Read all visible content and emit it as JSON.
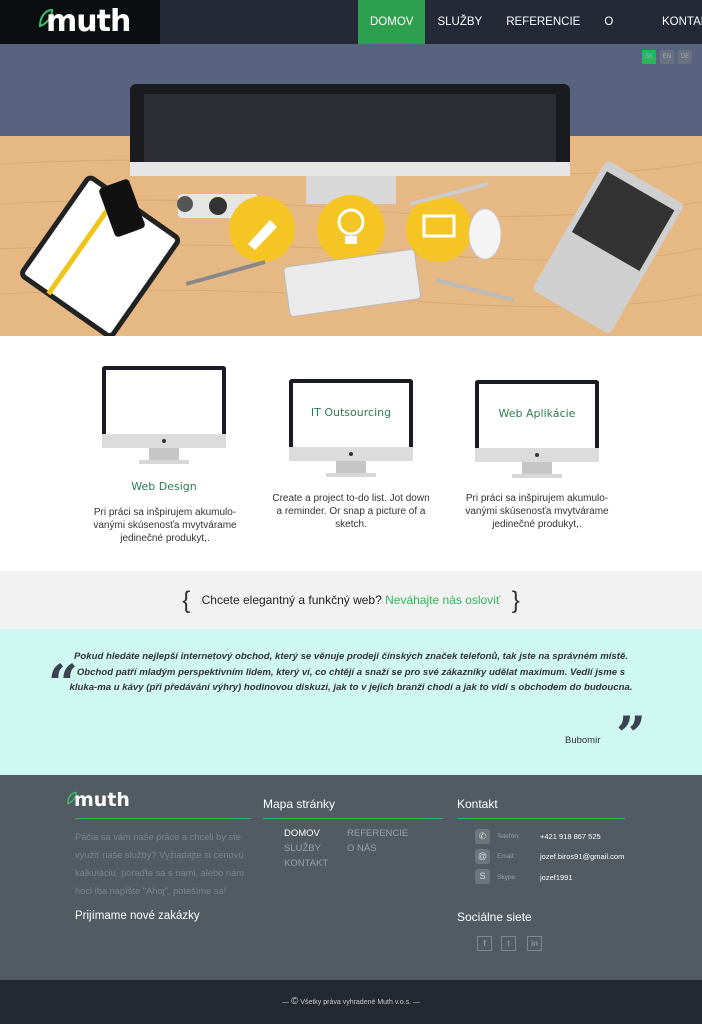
{
  "header": {
    "logo_text": "muth",
    "nav": [
      "DOMOV",
      "SLUŽBY",
      "REFERENCIE",
      "O NÁS",
      "KONTAKT"
    ],
    "active_index": 0,
    "languages": [
      "SK",
      "EN",
      "DE"
    ]
  },
  "services": [
    {
      "screen_text": "",
      "title": "Web Design",
      "desc": "Pri práci sa inšpirujem akumulo-vanými skúsenosťa mvytvárame jedinečné produkyt,."
    },
    {
      "screen_text": "IT Outsourcing",
      "title": "",
      "desc": "Create a project to-do list. Jot down a reminder. Or snap a picture of a sketch."
    },
    {
      "screen_text": "Web Aplikácie",
      "title": "",
      "desc": "Pri práci sa inšpirujem akumulo-vanými skúsenosťa mvytvárame jedinečné produkyt,."
    }
  ],
  "cta": {
    "text": "Chcete elegantný a funkčný web?",
    "link": "Neváhajte nás osloviť"
  },
  "testimonial": {
    "quote": "Pokud hledáte nejlepší internetový obchod, který se věnuje prodeji čínských značek telefonů, tak jste na správném místě. Obchod patří mladým perspektivním lidem, který ví, co chtějí a snaží se pro své zákazníky udělat maximum. Vedlí jsme s kluka-ma u kávy (při předávání výhry) hodinovou diskuzi, jak to v jejich branži chodí a jak to vidí s obchodem do budoucna.",
    "author": "Bubomir"
  },
  "footer": {
    "logo_text": "muth",
    "desc": "Páčia sa vám naše práce a chceli by ste využiť naše služby? Vyžiadajte si cenovú kalkuláciu, poraďte sa s nami, alebo nám hoci iba napíšte \"Ahoj\", potešíme sa!",
    "orders_title": "Prijímame nové zakázky",
    "sitemap_title": "Mapa stránky",
    "sitemap_col1": [
      "DOMOV",
      "SLUŽBY",
      "KONTAKT"
    ],
    "sitemap_col2": [
      "REFERENCIE",
      "O NÁS"
    ],
    "contact_title": "Kontakt",
    "contacts": [
      {
        "icon": "phone-icon",
        "label": "Telefón:",
        "value": "+421 918 867 525"
      },
      {
        "icon": "email-icon",
        "label": "Email:",
        "value": "jozef.biros91@gmail.com"
      },
      {
        "icon": "skype-icon",
        "label": "Skype:",
        "value": "jozef1991"
      }
    ],
    "social_title": "Sociálne siete",
    "social": [
      "facebook-icon",
      "twitter-icon",
      "linkedin-icon"
    ]
  },
  "copyright": "Všetky práva vyhradené Muth v.o.s."
}
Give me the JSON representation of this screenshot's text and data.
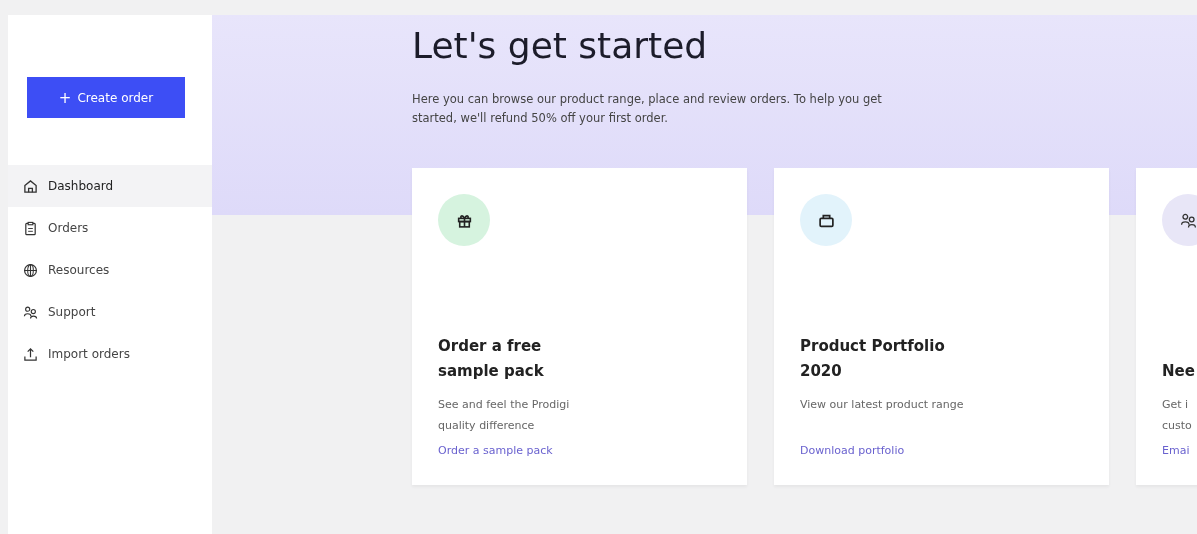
{
  "sidebar": {
    "create_button": {
      "icon": "+",
      "label": "Create order"
    },
    "items": [
      {
        "kind": "home",
        "label": "Dashboard",
        "selected": true
      },
      {
        "kind": "clipboard",
        "label": "Orders",
        "selected": false
      },
      {
        "kind": "globe",
        "label": "Resources",
        "selected": false
      },
      {
        "kind": "people",
        "label": "Support",
        "selected": false
      },
      {
        "kind": "upload",
        "label": "Import orders",
        "selected": false
      }
    ]
  },
  "hero": {
    "title": "Let's get started",
    "text": "Here you can browse our product range, place and review orders. To help you get started, we'll refund 50% off your first order."
  },
  "cards": [
    {
      "kind": "gift",
      "color": "#d6f3df",
      "title_lines": [
        "Order a free",
        "sample pack"
      ],
      "description_lines": [
        "See and feel the Prodigi",
        "quality difference"
      ],
      "link": "Order a sample pack"
    },
    {
      "kind": "bag",
      "color": "#e2f3fb",
      "title_lines": [
        "Product Portfolio",
        "2020"
      ],
      "description_lines": [
        "View our latest product range"
      ],
      "link": "Download portfolio"
    },
    {
      "kind": "people",
      "color": "#e8e6f7",
      "title_lines": [
        "Nee"
      ],
      "description_lines": [
        "Get i",
        "custo"
      ],
      "link": "Emai"
    }
  ]
}
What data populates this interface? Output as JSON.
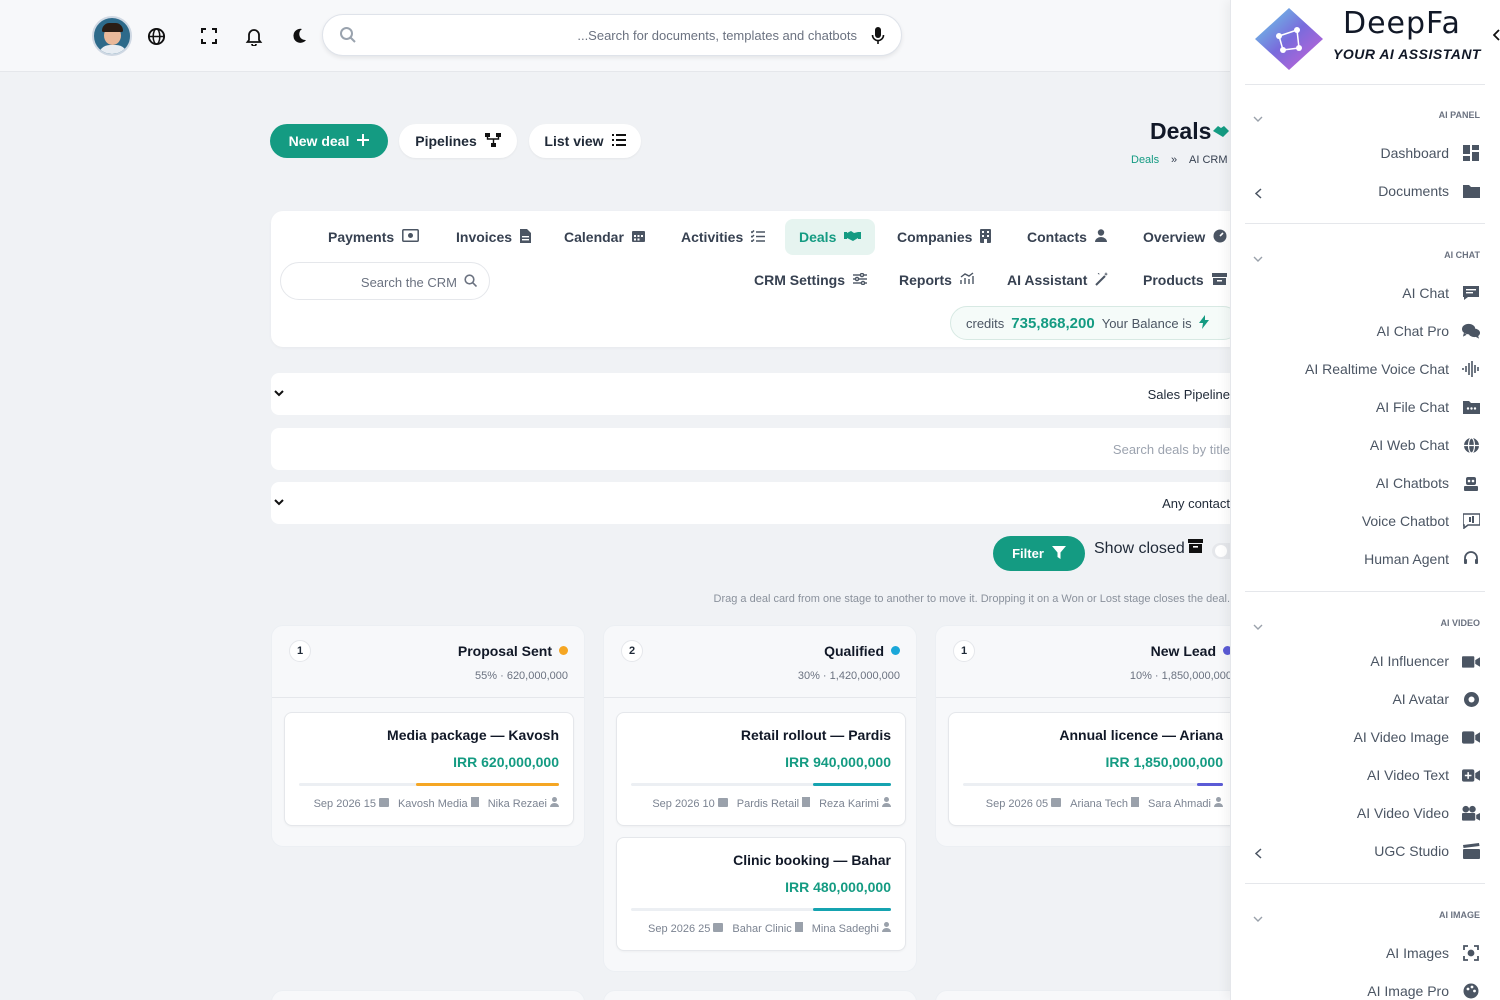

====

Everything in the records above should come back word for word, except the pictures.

The completed task:
Read all visible content and emit it as JSON.
{
  "header": {
    "logo_text": "muth",
    "nav": [
      "DOMOV",
      "SLUŽBY",
      "REFERENCIE",
      "O NÁS",
      "KONTAKT"
    ],
    "active_index": 0,
    "languages": [
      "SK",
      "EN",
      "DE"
    ]
  },
  "services": [
    {
      "screen_text": "",
      "title": "Web Design",
      "desc": "Pri práci sa inšpirujem akumulo-vanými skúsenosťa mvytvárame jedinečné produkyt,."
    },
    {
      "screen_text": "IT Outsourcing",
      "title": "",
      "desc": "Create a project to-do list. Jot down a reminder. Or snap a picture of a sketch."
    },
    {
      "screen_text": "Web Aplikácie",
      "title": "",
      "desc": "Pri práci sa inšpirujem akumulo-vanými skúsenosťa mvytvárame jedinečné produkyt,."
    }
  ],
  "cta": {
    "text": "Chcete elegantný a funkčný web?",
    "link": "Neváhajte nás osloviť"
  },
  "testimonial": {
    "quote": "Pokud hledáte nejlepší internetový obchod, který se věnuje prodeji čínských značek telefonů, tak jste na správném místě. Obchod patří mladým perspektivním lidem, který ví, co chtějí a snaží se pro své zákazníky udělat maximum. Vedlí jsme s kluka-ma u kávy (při předávání výhry) hodinovou diskuzi, jak to v jejich branži chodí a jak to vidí s obchodem do budoucna.",
    "author": "Bubomir"
  },
  "footer": {
    "logo_text": "muth",
    "desc": "Páčia sa vám naše práce a chceli by ste využiť naše služby? Vyžiadajte si cenovú kalkuláciu, poraďte sa s nami, alebo nám hoci iba napíšte \"Ahoj\", potešíme sa!",
    "orders_title": "Prijímame nové zakázky",
    "sitemap_title": "Mapa stránky",
    "sitemap_col1": [
      "DOMOV",
      "SLUŽBY",
      "KONTAKT"
    ],
    "sitemap_col2": [
      "REFERENCIE",
      "O NÁS"
    ],
    "contact_title": "Kontakt",
    "contacts": [
      {
        "icon": "phone-icon",
        "label": "Telefón:",
        "value": "+421 918 867 525"
      },
      {
        "icon": "email-icon",
        "label": "Email:",
        "value": "jozef.biros91@gmail.com"
      },
      {
        "icon": "skype-icon",
        "label": "Skype:",
        "value": "jozef1991"
      }
    ],
    "social_title": "Sociálne siete",
    "social": [
      "facebook-icon",
      "twitter-icon",
      "linkedin-icon"
    ]
  },
  "copyright": "Všetky práva vyhradené Muth v.o.s."
}
Give me the JSON representation of this screenshot's text and data.
{
  "sidebar": {
    "create_button": {
      "icon": "+",
      "label": "Create order"
    },
    "items": [
      {
        "kind": "home",
        "label": "Dashboard",
        "selected": true
      },
      {
        "kind": "clipboard",
        "label": "Orders",
        "selected": false
      },
      {
        "kind": "globe",
        "label": "Resources",
        "selected": false
      },
      {
        "kind": "people",
        "label": "Support",
        "selected": false
      },
      {
        "kind": "upload",
        "label": "Import orders",
        "selected": false
      }
    ]
  },
  "hero": {
    "title": "Let's get started",
    "text": "Here you can browse our product range, place and review orders. To help you get started, we'll refund 50% off your first order."
  },
  "cards": [
    {
      "kind": "gift",
      "color": "#d6f3df",
      "title_lines": [
        "Order a free",
        "sample pack"
      ],
      "description_lines": [
        "See and feel the Prodigi",
        "quality difference"
      ],
      "link": "Order a sample pack"
    },
    {
      "kind": "bag",
      "color": "#e2f3fb",
      "title_lines": [
        "Product Portfolio",
        "2020"
      ],
      "description_lines": [
        "View our latest product range"
      ],
      "link": "Download portfolio"
    },
    {
      "kind": "people",
      "color": "#e8e6f7",
      "title_lines": [
        "Nee"
      ],
      "description_lines": [
        "Get i",
        "custo"
      ],
      "link": "Emai"
    }
  ]
}
What data populates this interface? Output as JSON.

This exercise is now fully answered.